**What is required**
Print each entry below precisely as shown.

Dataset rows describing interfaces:
_ _ _ _ _
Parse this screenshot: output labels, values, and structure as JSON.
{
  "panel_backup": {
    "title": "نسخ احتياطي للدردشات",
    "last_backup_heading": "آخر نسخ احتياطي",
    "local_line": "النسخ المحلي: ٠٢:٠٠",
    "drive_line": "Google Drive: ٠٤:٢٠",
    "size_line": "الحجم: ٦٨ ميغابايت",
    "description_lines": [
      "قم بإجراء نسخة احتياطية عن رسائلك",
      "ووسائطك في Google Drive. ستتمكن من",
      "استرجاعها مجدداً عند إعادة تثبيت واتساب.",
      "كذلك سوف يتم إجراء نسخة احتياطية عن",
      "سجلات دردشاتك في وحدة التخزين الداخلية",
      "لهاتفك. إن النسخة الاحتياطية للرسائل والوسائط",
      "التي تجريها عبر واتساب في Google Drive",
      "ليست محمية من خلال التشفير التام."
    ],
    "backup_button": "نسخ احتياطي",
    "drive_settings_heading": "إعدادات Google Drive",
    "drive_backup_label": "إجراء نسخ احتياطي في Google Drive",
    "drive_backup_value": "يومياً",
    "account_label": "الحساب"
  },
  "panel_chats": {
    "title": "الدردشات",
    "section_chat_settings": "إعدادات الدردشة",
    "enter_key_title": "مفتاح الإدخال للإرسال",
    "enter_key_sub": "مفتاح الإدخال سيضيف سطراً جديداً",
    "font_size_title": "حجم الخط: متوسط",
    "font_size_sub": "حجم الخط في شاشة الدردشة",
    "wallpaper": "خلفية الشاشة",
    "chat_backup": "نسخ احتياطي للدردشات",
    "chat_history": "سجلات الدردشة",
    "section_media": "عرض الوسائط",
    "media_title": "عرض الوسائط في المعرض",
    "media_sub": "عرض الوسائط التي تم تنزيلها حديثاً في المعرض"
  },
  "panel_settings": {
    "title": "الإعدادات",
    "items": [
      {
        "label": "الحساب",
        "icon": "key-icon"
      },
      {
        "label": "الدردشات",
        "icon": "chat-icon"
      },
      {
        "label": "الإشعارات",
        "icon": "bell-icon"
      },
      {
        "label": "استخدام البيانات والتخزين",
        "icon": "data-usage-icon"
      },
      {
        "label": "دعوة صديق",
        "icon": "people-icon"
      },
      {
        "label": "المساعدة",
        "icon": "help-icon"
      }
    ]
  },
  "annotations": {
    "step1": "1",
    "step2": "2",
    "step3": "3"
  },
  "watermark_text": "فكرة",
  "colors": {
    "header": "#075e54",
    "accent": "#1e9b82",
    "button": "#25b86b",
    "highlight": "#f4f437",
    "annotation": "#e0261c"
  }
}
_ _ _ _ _
**Expected answer**
Parse this screenshot: output labels, values, and structure as JSON.
{
  "panel_backup": {
    "title": "نسخ احتياطي للدردشات",
    "last_backup_heading": "آخر نسخ احتياطي",
    "local_line": "النسخ المحلي: ٠٢:٠٠",
    "drive_line": "Google Drive: ٠٤:٢٠",
    "size_line": "الحجم: ٦٨ ميغابايت",
    "description_lines": [
      "قم بإجراء نسخة احتياطية عن رسائلك",
      "ووسائطك في Google Drive. ستتمكن من",
      "استرجاعها مجدداً عند إعادة تثبيت واتساب.",
      "كذلك سوف يتم إجراء نسخة احتياطية عن",
      "سجلات دردشاتك في وحدة التخزين الداخلية",
      "لهاتفك. إن النسخة الاحتياطية للرسائل والوسائط",
      "التي تجريها عبر واتساب في Google Drive",
      "ليست محمية من خلال التشفير التام."
    ],
    "backup_button": "نسخ احتياطي",
    "drive_settings_heading": "إعدادات Google Drive",
    "drive_backup_label": "إجراء نسخ احتياطي في Google Drive",
    "drive_backup_value": "يومياً",
    "account_label": "الحساب"
  },
  "panel_chats": {
    "title": "الدردشات",
    "section_chat_settings": "إعدادات الدردشة",
    "enter_key_title": "مفتاح الإدخال للإرسال",
    "enter_key_sub": "مفتاح الإدخال سيضيف سطراً جديداً",
    "font_size_title": "حجم الخط: متوسط",
    "font_size_sub": "حجم الخط في شاشة الدردشة",
    "wallpaper": "خلفية الشاشة",
    "chat_backup": "نسخ احتياطي للدردشات",
    "chat_history": "سجلات الدردشة",
    "section_media": "عرض الوسائط",
    "media_title": "عرض الوسائط في المعرض",
    "media_sub": "عرض الوسائط التي تم تنزيلها حديثاً في المعرض"
  },
  "panel_settings": {
    "title": "الإعدادات",
    "items": [
      {
        "label": "الحساب",
        "icon": "key-icon"
      },
      {
        "label": "الدردشات",
        "icon": "chat-icon"
      },
      {
        "label": "الإشعارات",
        "icon": "bell-icon"
      },
      {
        "label": "استخدام البيانات والتخزين",
        "icon": "data-usage-icon"
      },
      {
        "label": "دعوة صديق",
        "icon": "people-icon"
      },
      {
        "label": "المساعدة",
        "icon": "help-icon"
      }
    ]
  },
  "annotations": {
    "step1": "1",
    "step2": "2",
    "step3": "3"
  },
  "watermark_text": "فكرة",
  "colors": {
    "header": "#075e54",
    "accent": "#1e9b82",
    "button": "#25b86b",
    "highlight": "#f4f437",
    "annotation": "#e0261c"
  }
}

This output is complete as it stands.